EXERCISE: Search the records below for the word "title". Copy each line where it occurs.

ENTRIES SUPPLIED:
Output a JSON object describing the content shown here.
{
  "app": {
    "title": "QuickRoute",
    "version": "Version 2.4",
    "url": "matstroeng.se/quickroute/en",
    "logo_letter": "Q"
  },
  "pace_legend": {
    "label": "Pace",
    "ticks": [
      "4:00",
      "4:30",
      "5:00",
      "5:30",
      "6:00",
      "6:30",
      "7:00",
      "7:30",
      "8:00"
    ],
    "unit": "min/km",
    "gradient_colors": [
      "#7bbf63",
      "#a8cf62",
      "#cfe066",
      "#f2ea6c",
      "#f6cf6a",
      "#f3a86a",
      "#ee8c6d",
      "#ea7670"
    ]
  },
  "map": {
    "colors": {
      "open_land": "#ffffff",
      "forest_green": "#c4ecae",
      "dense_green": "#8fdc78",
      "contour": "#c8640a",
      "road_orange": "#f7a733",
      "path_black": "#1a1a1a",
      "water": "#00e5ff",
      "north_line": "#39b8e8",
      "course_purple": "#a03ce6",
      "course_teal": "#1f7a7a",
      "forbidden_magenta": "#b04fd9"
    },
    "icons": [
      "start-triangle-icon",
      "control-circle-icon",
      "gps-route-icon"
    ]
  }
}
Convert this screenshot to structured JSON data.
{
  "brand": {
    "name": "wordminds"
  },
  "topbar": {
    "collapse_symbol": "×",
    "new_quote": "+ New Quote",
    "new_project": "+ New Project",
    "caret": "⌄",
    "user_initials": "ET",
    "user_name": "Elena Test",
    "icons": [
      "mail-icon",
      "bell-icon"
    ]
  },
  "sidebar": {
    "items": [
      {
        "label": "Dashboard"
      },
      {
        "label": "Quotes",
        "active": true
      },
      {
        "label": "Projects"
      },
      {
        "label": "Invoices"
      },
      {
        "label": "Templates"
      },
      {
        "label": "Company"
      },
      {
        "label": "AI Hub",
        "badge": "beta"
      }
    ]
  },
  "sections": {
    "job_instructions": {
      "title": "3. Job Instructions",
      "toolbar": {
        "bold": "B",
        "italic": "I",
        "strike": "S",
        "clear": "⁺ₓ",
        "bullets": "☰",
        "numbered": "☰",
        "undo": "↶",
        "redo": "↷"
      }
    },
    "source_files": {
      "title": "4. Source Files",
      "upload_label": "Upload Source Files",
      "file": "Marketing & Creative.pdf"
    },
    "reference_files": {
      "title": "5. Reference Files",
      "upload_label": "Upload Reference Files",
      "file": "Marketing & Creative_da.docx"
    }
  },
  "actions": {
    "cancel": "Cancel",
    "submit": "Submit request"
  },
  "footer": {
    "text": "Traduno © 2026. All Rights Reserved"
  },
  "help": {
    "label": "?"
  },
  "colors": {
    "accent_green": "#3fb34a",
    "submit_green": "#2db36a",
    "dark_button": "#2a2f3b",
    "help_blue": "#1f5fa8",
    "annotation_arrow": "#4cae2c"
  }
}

SOLUTION FOR THIS TASK:
    "title": "QuickRoute",
      "title": "3. Job Instructions",
      "title": "4. Source Files",
      "title": "5. Reference Files",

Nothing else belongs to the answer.